The Daily Telegraph, April 17th 2003, p.7
The inclusion of children with special needs in mainstream classes makes education a lottery for majority of pupils, according to members of the third biggest teachers union, the Association of Teachers and Lecturers. Special needs schools throughout the country are under threat as local education authorities move children with disabilities into primary and comprehensive schools. The union is concerned that classes are continually disrupted and the needs of the majority neglected.
Department for Education and Skills
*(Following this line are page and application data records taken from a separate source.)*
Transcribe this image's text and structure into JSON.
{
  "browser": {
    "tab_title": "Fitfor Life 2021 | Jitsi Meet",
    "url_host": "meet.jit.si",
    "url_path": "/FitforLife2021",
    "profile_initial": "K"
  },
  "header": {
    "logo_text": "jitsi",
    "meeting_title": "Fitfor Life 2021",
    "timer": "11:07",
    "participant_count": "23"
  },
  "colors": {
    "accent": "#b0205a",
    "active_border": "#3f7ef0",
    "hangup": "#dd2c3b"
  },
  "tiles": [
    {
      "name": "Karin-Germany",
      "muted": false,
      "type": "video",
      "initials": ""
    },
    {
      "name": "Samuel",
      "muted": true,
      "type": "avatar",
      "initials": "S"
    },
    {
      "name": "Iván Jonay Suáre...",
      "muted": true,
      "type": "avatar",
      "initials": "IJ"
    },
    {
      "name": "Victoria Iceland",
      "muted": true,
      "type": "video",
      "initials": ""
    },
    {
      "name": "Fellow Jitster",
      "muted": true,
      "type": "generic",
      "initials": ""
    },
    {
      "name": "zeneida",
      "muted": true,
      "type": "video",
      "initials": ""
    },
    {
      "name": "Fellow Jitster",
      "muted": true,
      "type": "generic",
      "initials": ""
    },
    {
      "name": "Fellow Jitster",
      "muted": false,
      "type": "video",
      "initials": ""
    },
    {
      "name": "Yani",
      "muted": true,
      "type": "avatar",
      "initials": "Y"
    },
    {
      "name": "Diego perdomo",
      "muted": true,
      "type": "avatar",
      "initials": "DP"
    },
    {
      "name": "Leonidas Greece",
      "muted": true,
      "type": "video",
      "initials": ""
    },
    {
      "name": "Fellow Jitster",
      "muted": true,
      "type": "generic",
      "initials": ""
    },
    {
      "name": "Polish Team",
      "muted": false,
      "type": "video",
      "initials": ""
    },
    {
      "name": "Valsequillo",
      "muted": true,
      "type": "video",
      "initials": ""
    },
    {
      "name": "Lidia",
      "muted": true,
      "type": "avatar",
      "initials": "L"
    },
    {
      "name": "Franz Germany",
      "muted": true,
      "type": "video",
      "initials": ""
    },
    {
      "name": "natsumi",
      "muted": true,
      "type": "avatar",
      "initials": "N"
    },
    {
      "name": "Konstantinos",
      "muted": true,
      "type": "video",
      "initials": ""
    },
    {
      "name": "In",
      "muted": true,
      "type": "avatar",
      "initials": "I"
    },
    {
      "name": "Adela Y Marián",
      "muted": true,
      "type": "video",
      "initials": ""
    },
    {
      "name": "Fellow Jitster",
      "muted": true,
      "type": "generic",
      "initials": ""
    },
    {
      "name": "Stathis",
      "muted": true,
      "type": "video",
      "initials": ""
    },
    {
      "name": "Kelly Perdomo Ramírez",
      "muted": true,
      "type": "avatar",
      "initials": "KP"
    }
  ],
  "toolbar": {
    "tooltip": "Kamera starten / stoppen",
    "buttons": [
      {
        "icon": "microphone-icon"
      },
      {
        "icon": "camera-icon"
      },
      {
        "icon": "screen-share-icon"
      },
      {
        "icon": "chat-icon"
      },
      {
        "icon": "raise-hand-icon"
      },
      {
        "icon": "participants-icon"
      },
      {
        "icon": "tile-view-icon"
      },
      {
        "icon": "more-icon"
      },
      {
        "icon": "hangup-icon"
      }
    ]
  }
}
Sets out plans to promote subject specialism and enhance teacher professionalism by nurturing and retaining teachers' enthusiasm and passion for their subjects. Sets out existing sources of support for subject specialism including the Qualifications and Curriculum Agency (QCA), subject associations, Local Education Authority subject advisers, the subject specialist consultants in the National Literacy, Numeracy and Key Stage Three Strategies, Specialist Schools and the new National Centres of Excellence.
Stoke on Trent: Trentham Books, 2003
This book follows a group of successful bilingual learners as they progress through Key Stage 2 in mainstream classrooms. However they are the exception - most bilingual learners are still condemned to failure in school. The book offers practical suggestions for primary teachers to provide what bilingual children in their class need to learn successfully.
Financial Times, April 16th 2003, p.2
Moderate teachers warned the government that it would face industrial action if it pressed ahead with the £1bn classroom reforms without addressing claims that they were not being properly funded and would lead to the "dumbing down" of the profession.
(See also The Independent, April 16th 2003, p. 10; The Times, April 16th 2003, p.7)
The Daily Telegraph, April 22nd 2003, p.6
A radical shift in Conservative education policy that would sharply reduce the level of government interference in schools was announced. Damian Green, the Party's education spokesman, said targets would cease as Governments' role in education changed from an enforce to an enabler.